§ **Work instructions**:
Scan the data below for lines holding the word "state", and copy each line found.

§ **Records shown**:
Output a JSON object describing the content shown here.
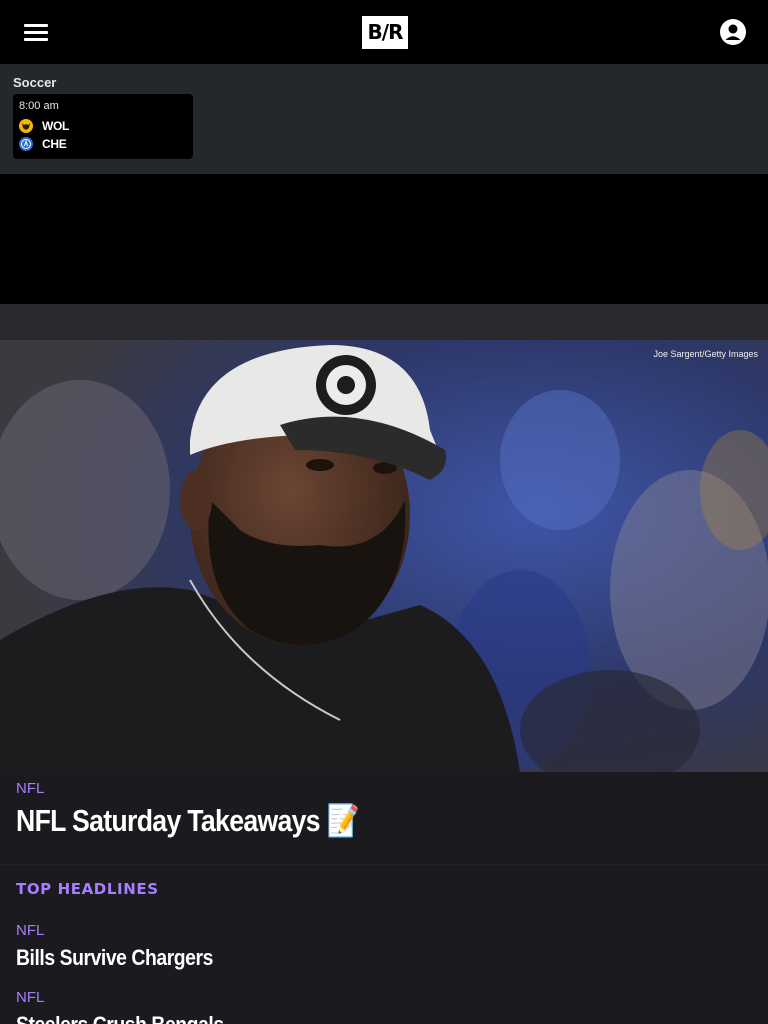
{
  "header": {
    "logo_text": "B/R",
    "menu_icon": "hamburger-menu-icon",
    "account_icon": "user-account-icon"
  },
  "scores": {
    "section_label": "Soccer",
    "game": {
      "time": "8:00 am",
      "teams": [
        {
          "abbr": "WOL",
          "crest_color": "#f5b800"
        },
        {
          "abbr": "CHE",
          "crest_color": "#2f6fd0"
        }
      ]
    }
  },
  "hero": {
    "photo_credit": "Joe Sargent/Getty Images"
  },
  "featured": {
    "tag": "NFL",
    "title": "NFL Saturday Takeaways 📝"
  },
  "top_headlines": {
    "section_title": "TOP HEADLINES",
    "items": [
      {
        "tag": "NFL",
        "title": "Bills Survive Chargers"
      },
      {
        "tag": "NFL",
        "title": "Steelers Crush Bengals"
      }
    ]
  },
  "colors": {
    "accent_purple": "#a67eff",
    "header_bg": "#000000",
    "scores_bg": "#24282c",
    "page_bg": "#1b1b1f"
  }
}
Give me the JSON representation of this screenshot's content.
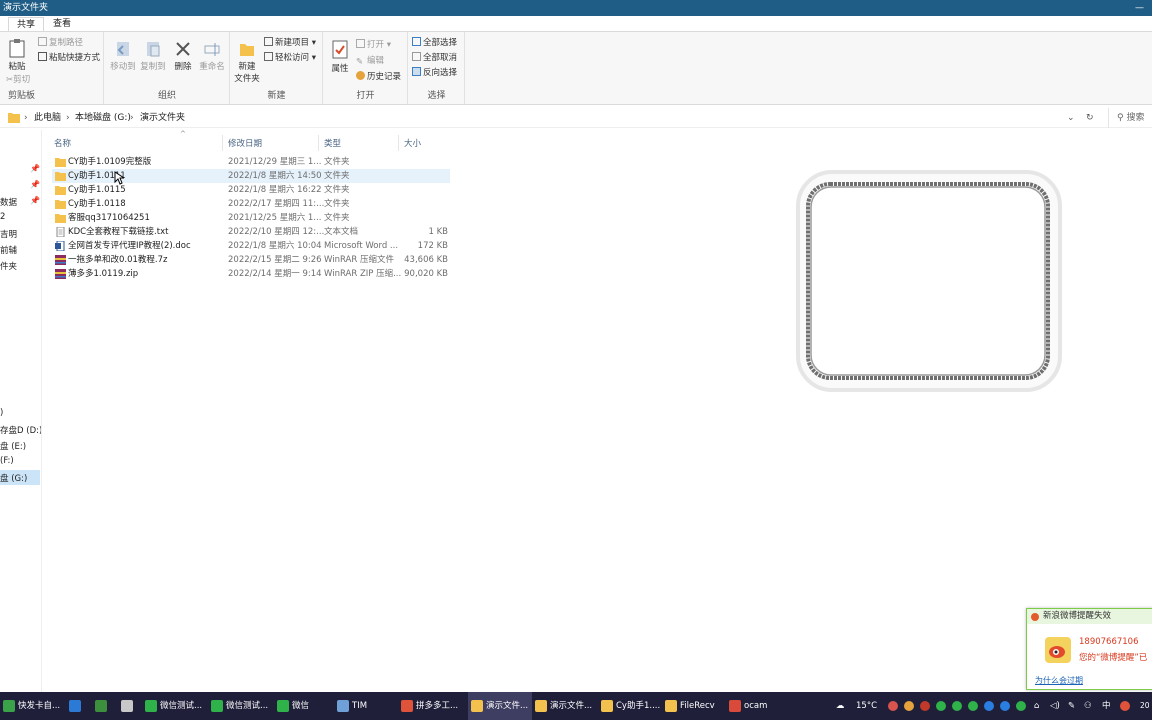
{
  "window": {
    "title": "演示文件夹",
    "minimize_glyph": "—"
  },
  "ribbon_tabs": [
    "共享",
    "查看"
  ],
  "ribbon": {
    "clipboard": {
      "paste": "粘贴",
      "copy_path": "复制路径",
      "paste_shortcut": "粘贴快捷方式",
      "cut": "剪切",
      "label": "剪贴板"
    },
    "organize": {
      "move_to": "移动到",
      "copy_to": "复制到",
      "delete": "删除",
      "rename": "重命名",
      "label": "组织"
    },
    "new": {
      "new_folder_line1": "新建",
      "new_folder_line2": "文件夹",
      "new_item": "新建项目 ▾",
      "easy_access": "轻松访问 ▾",
      "label": "新建"
    },
    "open": {
      "properties": "属性",
      "open": "打开 ▾",
      "edit": "编辑",
      "history": "历史记录",
      "label": "打开"
    },
    "select": {
      "select_all": "全部选择",
      "select_none": "全部取消",
      "invert": "反向选择",
      "label": "选择"
    }
  },
  "address": {
    "crumbs": [
      "此电脑",
      "本地磁盘 (G:)",
      "演示文件夹"
    ],
    "dropdown_glyph": "⌄",
    "refresh_glyph": "↻",
    "search_placeholder": "搜索"
  },
  "nav_pane": {
    "items": [
      "数据",
      "2",
      "吉明",
      "前辅",
      "件夹",
      ")",
      "存盘D (D:)",
      "盘 (E:)",
      "(F:)",
      "盘 (G:)"
    ],
    "selected": "盘 (G:)"
  },
  "columns": {
    "name": "名称",
    "date": "修改日期",
    "type": "类型",
    "size": "大小"
  },
  "files": [
    {
      "name": "CY助手1.0109完整版",
      "date": "2021/12/29 星期三 1...",
      "type": "文件夹",
      "size": "",
      "kind": "folder"
    },
    {
      "name": "Cy助手1.0111",
      "date": "2022/1/8 星期六 14:50",
      "type": "文件夹",
      "size": "",
      "kind": "folder"
    },
    {
      "name": "Cy助手1.0115",
      "date": "2022/1/8 星期六 16:22",
      "type": "文件夹",
      "size": "",
      "kind": "folder"
    },
    {
      "name": "Cy助手1.0118",
      "date": "2022/2/17 星期四 11:...",
      "type": "文件夹",
      "size": "",
      "kind": "folder"
    },
    {
      "name": "客服qq3171064251",
      "date": "2021/12/25 星期六 1...",
      "type": "文件夹",
      "size": "",
      "kind": "folder"
    },
    {
      "name": "KDC全套教程下载链接.txt",
      "date": "2022/2/10 星期四 12:...",
      "type": "文本文档",
      "size": "1 KB",
      "kind": "txt"
    },
    {
      "name": "全网首发专评代理IP教程(2).doc",
      "date": "2022/1/8 星期六 10:04",
      "type": "Microsoft Word ...",
      "size": "172 KB",
      "kind": "doc"
    },
    {
      "name": "一拖多单和改0.01教程.7z",
      "date": "2022/2/15 星期二 9:26",
      "type": "WinRAR 压缩文件",
      "size": "43,606 KB",
      "kind": "rar"
    },
    {
      "name": "薄多多1.0119.zip",
      "date": "2022/2/14 星期一 9:14",
      "type": "WinRAR ZIP 压缩...",
      "size": "90,020 KB",
      "kind": "rar"
    }
  ],
  "selected_row": 1,
  "toast": {
    "title": "新浪微博提醒失效",
    "phone": "18907667106",
    "message": "您的“微博提醒”已",
    "link": "为什么会过期"
  },
  "taskbar": {
    "tasks": [
      {
        "label": "快发卡自...",
        "color": "#3aa34a"
      },
      {
        "label": "",
        "color": "#2b7bd6"
      },
      {
        "label": "",
        "color": "#3c8f3c"
      },
      {
        "label": "",
        "color": "#c8c8c8"
      },
      {
        "label": "微信测试...",
        "color": "#2fb24a"
      },
      {
        "label": "微信测试...",
        "color": "#2fb24a"
      },
      {
        "label": "微信",
        "color": "#2fb24a"
      },
      {
        "label": "TIM",
        "color": "#6fa0d8"
      },
      {
        "label": "拼多多工...",
        "color": "#e0533b"
      },
      {
        "label": "演示文件...",
        "color": "#f2c14e"
      },
      {
        "label": "演示文件...",
        "color": "#f2c14e"
      },
      {
        "label": "Cy助手1....",
        "color": "#f2c14e"
      },
      {
        "label": "FileRecv",
        "color": "#f2c14e"
      },
      {
        "label": "ocam",
        "color": "#d94a3a"
      }
    ],
    "active_task": 9,
    "weather": "15°C",
    "ime": "中",
    "clock": "20"
  },
  "colors": {
    "titlebar": "#1f5d86",
    "taskbar": "#1f1f3a",
    "selection": "#cce4f7",
    "toast_border": "#7ccb49"
  }
}
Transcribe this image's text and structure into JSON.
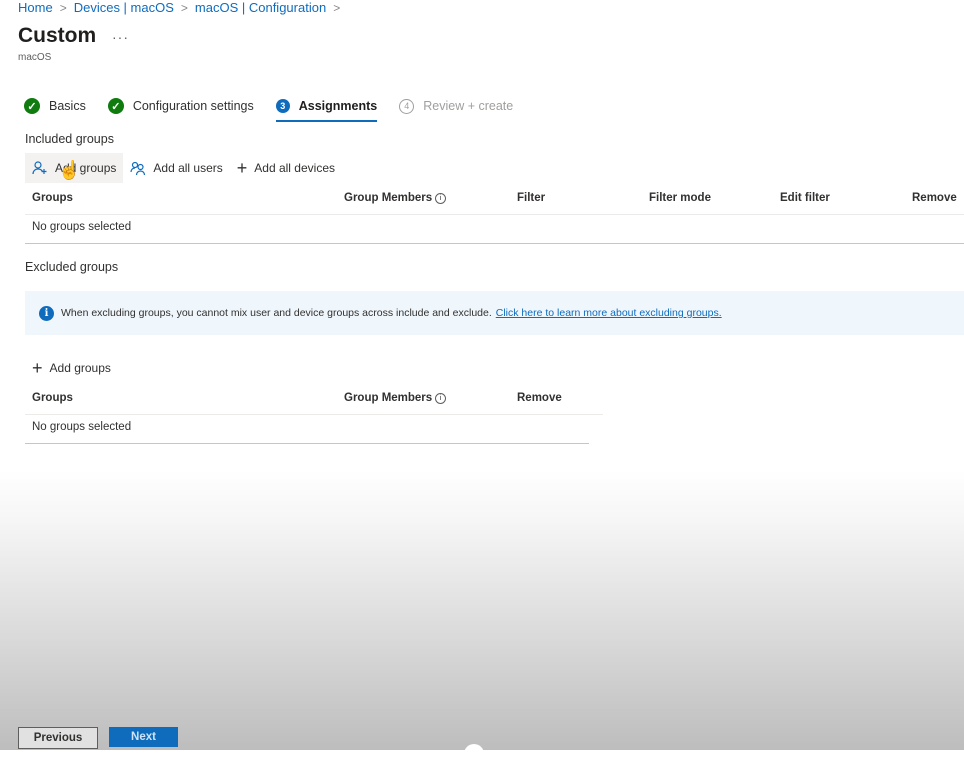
{
  "breadcrumb": [
    "Home",
    "Devices | macOS",
    "macOS | Configuration"
  ],
  "breadcrumb_sep": ">",
  "page": {
    "title": "Custom",
    "more": "···",
    "subtitle": "macOS"
  },
  "steps": [
    {
      "label": "Basics",
      "state": "done",
      "badge": "✓"
    },
    {
      "label": "Configuration settings",
      "state": "done",
      "badge": "✓"
    },
    {
      "label": "Assignments",
      "state": "current",
      "badge": "3"
    },
    {
      "label": "Review + create",
      "state": "todo",
      "badge": "4"
    }
  ],
  "included": {
    "label": "Included groups",
    "commands": {
      "add_groups": "Add groups",
      "add_all_users": "Add all users",
      "add_all_devices": "Add all devices"
    },
    "columns": {
      "groups": "Groups",
      "members": "Group Members",
      "filter": "Filter",
      "filter_mode": "Filter mode",
      "edit_filter": "Edit filter",
      "remove": "Remove"
    },
    "empty": "No groups selected"
  },
  "excluded": {
    "label": "Excluded groups",
    "info_text": "When excluding groups, you cannot mix user and device groups across include and exclude.",
    "info_link": "Click here to learn more about excluding groups.",
    "add_groups": "Add groups",
    "columns": {
      "groups": "Groups",
      "members": "Group Members",
      "remove": "Remove"
    },
    "empty": "No groups selected"
  },
  "footer": {
    "previous": "Previous",
    "next": "Next"
  },
  "colors": {
    "accent": "#0f6cbd",
    "success": "#107c10",
    "info_bg": "#eff6fc"
  }
}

§ **Exercise result**:
      "state": "done",
      "state": "done",
      "state": "current",
      "state": "todo",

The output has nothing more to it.